BOSTON/SACRAMENTO, Calif. (Reuters) - Two groups that had backed competing ballot initiatives to make recreational use of marijuana legal in Maine agreed on Monday to join forces on one measure to put before voters in 2016.
The state is one of six where competing pro-marijuana groups hope to hold referendums on marijuana legalization in 2016, following 2012 votes that legalized the drug in Colorado and Oregon. Attitudes about marijuana in the United States have changed markedly since then, as voters in Washington, Alaska and the District of Columbia have followed suit.
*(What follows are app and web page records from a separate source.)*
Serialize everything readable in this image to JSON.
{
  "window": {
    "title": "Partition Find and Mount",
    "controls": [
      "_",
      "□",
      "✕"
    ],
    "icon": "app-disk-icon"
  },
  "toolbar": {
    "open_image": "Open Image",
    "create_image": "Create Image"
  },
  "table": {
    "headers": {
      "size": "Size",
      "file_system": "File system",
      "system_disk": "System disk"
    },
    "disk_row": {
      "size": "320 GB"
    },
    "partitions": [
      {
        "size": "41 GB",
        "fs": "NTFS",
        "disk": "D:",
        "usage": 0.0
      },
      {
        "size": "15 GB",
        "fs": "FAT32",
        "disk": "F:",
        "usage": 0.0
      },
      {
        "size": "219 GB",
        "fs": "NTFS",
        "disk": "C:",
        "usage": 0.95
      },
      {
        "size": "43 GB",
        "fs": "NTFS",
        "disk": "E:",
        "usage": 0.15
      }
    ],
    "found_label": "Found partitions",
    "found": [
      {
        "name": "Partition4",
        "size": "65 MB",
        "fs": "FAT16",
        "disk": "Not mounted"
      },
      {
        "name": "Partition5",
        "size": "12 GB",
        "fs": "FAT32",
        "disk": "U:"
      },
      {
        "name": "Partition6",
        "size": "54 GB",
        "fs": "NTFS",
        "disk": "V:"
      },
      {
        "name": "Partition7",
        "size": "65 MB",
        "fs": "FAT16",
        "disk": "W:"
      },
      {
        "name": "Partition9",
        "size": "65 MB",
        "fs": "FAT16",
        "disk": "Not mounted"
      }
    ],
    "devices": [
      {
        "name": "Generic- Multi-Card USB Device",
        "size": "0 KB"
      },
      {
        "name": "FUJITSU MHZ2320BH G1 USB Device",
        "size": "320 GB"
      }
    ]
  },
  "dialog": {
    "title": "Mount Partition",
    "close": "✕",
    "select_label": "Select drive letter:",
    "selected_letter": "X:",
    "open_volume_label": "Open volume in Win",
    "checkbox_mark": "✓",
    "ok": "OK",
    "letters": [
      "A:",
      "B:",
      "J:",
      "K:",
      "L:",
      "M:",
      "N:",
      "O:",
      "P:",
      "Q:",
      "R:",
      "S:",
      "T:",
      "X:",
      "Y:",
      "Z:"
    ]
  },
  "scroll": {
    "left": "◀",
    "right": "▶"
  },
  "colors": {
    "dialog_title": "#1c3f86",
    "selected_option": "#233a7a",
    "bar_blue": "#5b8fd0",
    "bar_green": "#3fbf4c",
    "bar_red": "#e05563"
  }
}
Voters in Ohio will weigh in on legalization next month.
In Maine, the Campaign to Regulate Marijuana Like Alcohol said that it would put its organization behind a ballot initiative submitted by Legalize Maine.
Legalize Maine had already collected about 40,000 signatures of voters who support the initiative and would need a total of 61,000 by January to place the measure on a statewide ballot.
“Either one of our measures would have passed but all of us had our doubts about what would happen if there were two measures on the ballot,” said Lynne Williams, general counsel for Legalize Maine, whose members played a key role in legalizing medical marijuana in the state. “It’s probably always better to work together than to work on parallel tracks.”
David Boyer of Maine’s Campaign to Regulate Marijuana Like Alcohol, added, “Our initiatives were largely similar overall.”
A Gallup poll released last week found that 58 percent of U.S. residents believe marijuana should be legal.
Voters in several states could face multiple ballot initiatives next year intended to legalize marijuana, with nine competing for signatures in California and four competing in Massachusetts. Pro-marijuana groups have also filed for 2016 referendums in Michigan, Nevada and Arizona.
The Campaign to Regulate Marijuana Like Alcohol is backed by the Marijuana Policy Project, a national group that is also supporting a measure the Campaign is pushing in Massachusetts.
There the Campaign faces competition from three initiatives submitted by Bay State Repeal. The Campaign’s Massachusetts initiative, which is similar to its Maine proposal, calls for special taxes on marijuana, a provision opposed by Bay State Repeal.
Members of those two groups on Monday indicated they were unlikely to join forces any time soon.
“It would be very nice if they agreed that ours is a better law,” said Steven Epstein of Bay State Repeal.
Will Luzier, of the Campaign, said: “Our proposal is divergent from the proposal of the other group ... It’s doubtful that we would be able to combine forces here in Massachusetts.”
Activists in California, meanwhile, are still working to winnow down the field of nine ballot proposals, aiming to find one that could pass in the most populous U.S. state. It is estimated that it would cost up to $2 million to gather the roughly 366,000 signatures needed to win one spot on the ballot.
Dale Sky Jones, chairwoman of the Coalition for Cannabis Policy Reform, said the groups are negotiating to resolve differences among their competing proposals.
“Are we jostling for position? Absolutely, yes,” she said. “Are we still talking to each other? Absolutely, yes.”
Lieutenant Governor Gavin Newsom, who supports legalization of the drug for adults, said he hopes the groups coalesce around a single approach, because otherwise voters could be faced with a confusing choice in 2016 and simply vote down all of the measures.
“It would be a shame to come this far and fall short,” Newsom said.
Reporting by Scott Malone in Boston and Sharon Bernstein in Sacramento, California; Editing by Eric Walsh